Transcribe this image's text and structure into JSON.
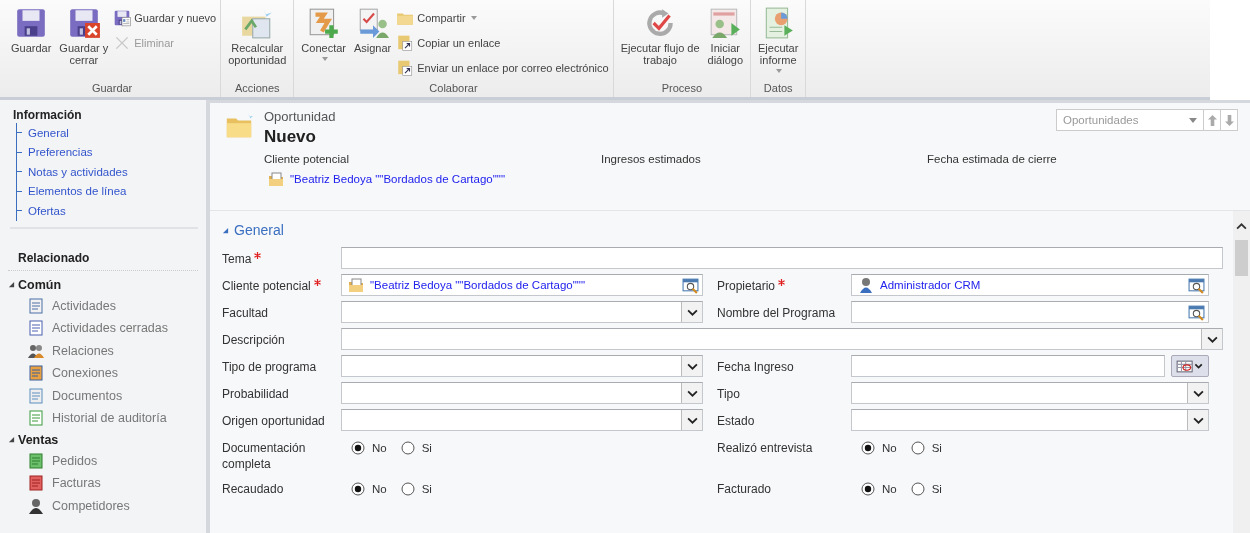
{
  "ribbon": {
    "groups": [
      {
        "label": "Guardar",
        "items": [
          {
            "kind": "large",
            "label": "Guardar",
            "disabled": false,
            "has_menu": false
          },
          {
            "kind": "large",
            "label": "Guardar y\ncerrar",
            "disabled": false,
            "has_menu": false
          },
          {
            "kind": "small",
            "label": "Guardar y nuevo",
            "disabled": false,
            "has_menu": false
          },
          {
            "kind": "small",
            "label": "Eliminar",
            "disabled": true,
            "has_menu": false
          }
        ]
      },
      {
        "label": "Acciones",
        "items": [
          {
            "kind": "large",
            "label": "Recalcular\noportunidad",
            "disabled": false,
            "has_menu": false
          }
        ]
      },
      {
        "label": "Colaborar",
        "items": [
          {
            "kind": "large",
            "label": "Conectar",
            "disabled": false,
            "has_menu": true
          },
          {
            "kind": "large",
            "label": "Asignar",
            "disabled": false,
            "has_menu": false
          },
          {
            "kind": "small",
            "label": "Compartir",
            "disabled": false,
            "has_menu": true
          },
          {
            "kind": "small",
            "label": "Copiar un enlace",
            "disabled": false,
            "has_menu": false
          },
          {
            "kind": "small",
            "label": "Enviar un enlace por correo electrónico",
            "disabled": false,
            "has_menu": false
          }
        ]
      },
      {
        "label": "Proceso",
        "items": [
          {
            "kind": "large",
            "label": "Ejecutar flujo de\ntrabajo",
            "disabled": false,
            "has_menu": false
          },
          {
            "kind": "large",
            "label": "Iniciar\ndiálogo",
            "disabled": false,
            "has_menu": false
          }
        ]
      },
      {
        "label": "Datos",
        "items": [
          {
            "kind": "large",
            "label": "Ejecutar\ninforme",
            "disabled": false,
            "has_menu": true
          }
        ]
      }
    ]
  },
  "sidebar": {
    "info_title": "Información",
    "info_items": [
      "General",
      "Preferencias",
      "Notas y actividades",
      "Elementos de línea",
      "Ofertas"
    ],
    "related_title": "Relacionado",
    "groups": [
      {
        "label": "Común",
        "expanded": true,
        "items": [
          "Actividades",
          "Actividades cerradas",
          "Relaciones",
          "Conexiones",
          "Documentos",
          "Historial de auditoría"
        ]
      },
      {
        "label": "Ventas",
        "expanded": true,
        "items": [
          "Pedidos",
          "Facturas",
          "Competidores"
        ]
      }
    ]
  },
  "header": {
    "entity": "Oportunidad",
    "title": "Nuevo",
    "record_nav": "Oportunidades",
    "summary": [
      {
        "label": "Cliente potencial",
        "value": "\"Beatriz Bedoya \"\"Bordados de Cartago\"\"\""
      },
      {
        "label": "Ingresos estimados"
      },
      {
        "label": "Fecha estimada de cierre"
      }
    ]
  },
  "section": {
    "title": "General",
    "expanded": true,
    "rows": [
      {
        "fields": [
          {
            "kind": "text",
            "label": "Tema",
            "required": true
          }
        ]
      },
      {
        "fields": [
          {
            "kind": "lookup",
            "label": "Cliente potencial",
            "required": true,
            "value": "\"Beatriz Bedoya \"\"Bordados de Cartago\"\"\""
          },
          {
            "kind": "lookup",
            "label": "Propietario",
            "required": true,
            "value": "Administrador CRM"
          }
        ]
      },
      {
        "fields": [
          {
            "kind": "select",
            "label": "Facultad",
            "required": false
          },
          {
            "kind": "lookup",
            "label": "Nombre del Programa",
            "required": false
          }
        ]
      },
      {
        "fields": [
          {
            "kind": "select",
            "label": "Descripción",
            "required": false
          }
        ]
      },
      {
        "fields": [
          {
            "kind": "select",
            "label": "Tipo de programa",
            "required": false
          },
          {
            "kind": "date",
            "label": "Fecha Ingreso",
            "required": false
          }
        ]
      },
      {
        "fields": [
          {
            "kind": "select",
            "label": "Probabilidad",
            "required": false
          },
          {
            "kind": "select",
            "label": "Tipo",
            "required": false
          }
        ]
      },
      {
        "fields": [
          {
            "kind": "select",
            "label": "Origen oportunidad",
            "required": false
          },
          {
            "kind": "select",
            "label": "Estado",
            "required": false
          }
        ]
      },
      {
        "fields": [
          {
            "kind": "radio",
            "label": "Documentación completa",
            "required": false,
            "options": [
              {
                "label": "No",
                "selected": true
              },
              {
                "label": "Si",
                "selected": false
              }
            ]
          },
          {
            "kind": "radio",
            "label": "Realizó entrevista",
            "required": false,
            "options": [
              {
                "label": "No",
                "selected": true
              },
              {
                "label": "Si",
                "selected": false
              }
            ]
          }
        ]
      },
      {
        "fields": [
          {
            "kind": "radio",
            "label": "Recaudado",
            "required": false,
            "options": [
              {
                "label": "No",
                "selected": true
              },
              {
                "label": "Si",
                "selected": false
              }
            ]
          },
          {
            "kind": "radio",
            "label": "Facturado",
            "required": false,
            "options": [
              {
                "label": "No",
                "selected": true
              },
              {
                "label": "Si",
                "selected": false
              }
            ]
          }
        ]
      }
    ]
  }
}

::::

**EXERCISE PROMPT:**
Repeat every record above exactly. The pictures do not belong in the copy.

**WRITTEN ANSWER:**
Transcribe this image's text and structure into JSON.
{
  "ribbon": {
    "groups": [
      {
        "label": "Guardar",
        "items": [
          {
            "kind": "large",
            "label": "Guardar",
            "disabled": false,
            "has_menu": false
          },
          {
            "kind": "large",
            "label": "Guardar y\ncerrar",
            "disabled": false,
            "has_menu": false
          },
          {
            "kind": "small",
            "label": "Guardar y nuevo",
            "disabled": false,
            "has_menu": false
          },
          {
            "kind": "small",
            "label": "Eliminar",
            "disabled": true,
            "has_menu": false
          }
        ]
      },
      {
        "label": "Acciones",
        "items": [
          {
            "kind": "large",
            "label": "Recalcular\noportunidad",
            "disabled": false,
            "has_menu": false
          }
        ]
      },
      {
        "label": "Colaborar",
        "items": [
          {
            "kind": "large",
            "label": "Conectar",
            "disabled": false,
            "has_menu": true
          },
          {
            "kind": "large",
            "label": "Asignar",
            "disabled": false,
            "has_menu": false
          },
          {
            "kind": "small",
            "label": "Compartir",
            "disabled": false,
            "has_menu": true
          },
          {
            "kind": "small",
            "label": "Copiar un enlace",
            "disabled": false,
            "has_menu": false
          },
          {
            "kind": "small",
            "label": "Enviar un enlace por correo electrónico",
            "disabled": false,
            "has_menu": false
          }
        ]
      },
      {
        "label": "Proceso",
        "items": [
          {
            "kind": "large",
            "label": "Ejecutar flujo de\ntrabajo",
            "disabled": false,
            "has_menu": false
          },
          {
            "kind": "large",
            "label": "Iniciar\ndiálogo",
            "disabled": false,
            "has_menu": false
          }
        ]
      },
      {
        "label": "Datos",
        "items": [
          {
            "kind": "large",
            "label": "Ejecutar\ninforme",
            "disabled": false,
            "has_menu": true
          }
        ]
      }
    ]
  },
  "sidebar": {
    "info_title": "Información",
    "info_items": [
      "General",
      "Preferencias",
      "Notas y actividades",
      "Elementos de línea",
      "Ofertas"
    ],
    "related_title": "Relacionado",
    "groups": [
      {
        "label": "Común",
        "expanded": true,
        "items": [
          "Actividades",
          "Actividades cerradas",
          "Relaciones",
          "Conexiones",
          "Documentos",
          "Historial de auditoría"
        ]
      },
      {
        "label": "Ventas",
        "expanded": true,
        "items": [
          "Pedidos",
          "Facturas",
          "Competidores"
        ]
      }
    ]
  },
  "header": {
    "entity": "Oportunidad",
    "title": "Nuevo",
    "record_nav": "Oportunidades",
    "summary": [
      {
        "label": "Cliente potencial",
        "value": "\"Beatriz Bedoya \"\"Bordados de Cartago\"\"\""
      },
      {
        "label": "Ingresos estimados"
      },
      {
        "label": "Fecha estimada de cierre"
      }
    ]
  },
  "section": {
    "title": "General",
    "expanded": true,
    "rows": [
      {
        "fields": [
          {
            "kind": "text",
            "label": "Tema",
            "required": true
          }
        ]
      },
      {
        "fields": [
          {
            "kind": "lookup",
            "label": "Cliente potencial",
            "required": true,
            "value": "\"Beatriz Bedoya \"\"Bordados de Cartago\"\"\""
          },
          {
            "kind": "lookup",
            "label": "Propietario",
            "required": true,
            "value": "Administrador CRM"
          }
        ]
      },
      {
        "fields": [
          {
            "kind": "select",
            "label": "Facultad",
            "required": false
          },
          {
            "kind": "lookup",
            "label": "Nombre del Programa",
            "required": false
          }
        ]
      },
      {
        "fields": [
          {
            "kind": "select",
            "label": "Descripción",
            "required": false
          }
        ]
      },
      {
        "fields": [
          {
            "kind": "select",
            "label": "Tipo de programa",
            "required": false
          },
          {
            "kind": "date",
            "label": "Fecha Ingreso",
            "required": false
          }
        ]
      },
      {
        "fields": [
          {
            "kind": "select",
            "label": "Probabilidad",
            "required": false
          },
          {
            "kind": "select",
            "label": "Tipo",
            "required": false
          }
        ]
      },
      {
        "fields": [
          {
            "kind": "select",
            "label": "Origen oportunidad",
            "required": false
          },
          {
            "kind": "select",
            "label": "Estado",
            "required": false
          }
        ]
      },
      {
        "fields": [
          {
            "kind": "radio",
            "label": "Documentación completa",
            "required": false,
            "options": [
              {
                "label": "No",
                "selected": true
              },
              {
                "label": "Si",
                "selected": false
              }
            ]
          },
          {
            "kind": "radio",
            "label": "Realizó entrevista",
            "required": false,
            "options": [
              {
                "label": "No",
                "selected": true
              },
              {
                "label": "Si",
                "selected": false
              }
            ]
          }
        ]
      },
      {
        "fields": [
          {
            "kind": "radio",
            "label": "Recaudado",
            "required": false,
            "options": [
              {
                "label": "No",
                "selected": true
              },
              {
                "label": "Si",
                "selected": false
              }
            ]
          },
          {
            "kind": "radio",
            "label": "Facturado",
            "required": false,
            "options": [
              {
                "label": "No",
                "selected": true
              },
              {
                "label": "Si",
                "selected": false
              }
            ]
          }
        ]
      }
    ]
  }
}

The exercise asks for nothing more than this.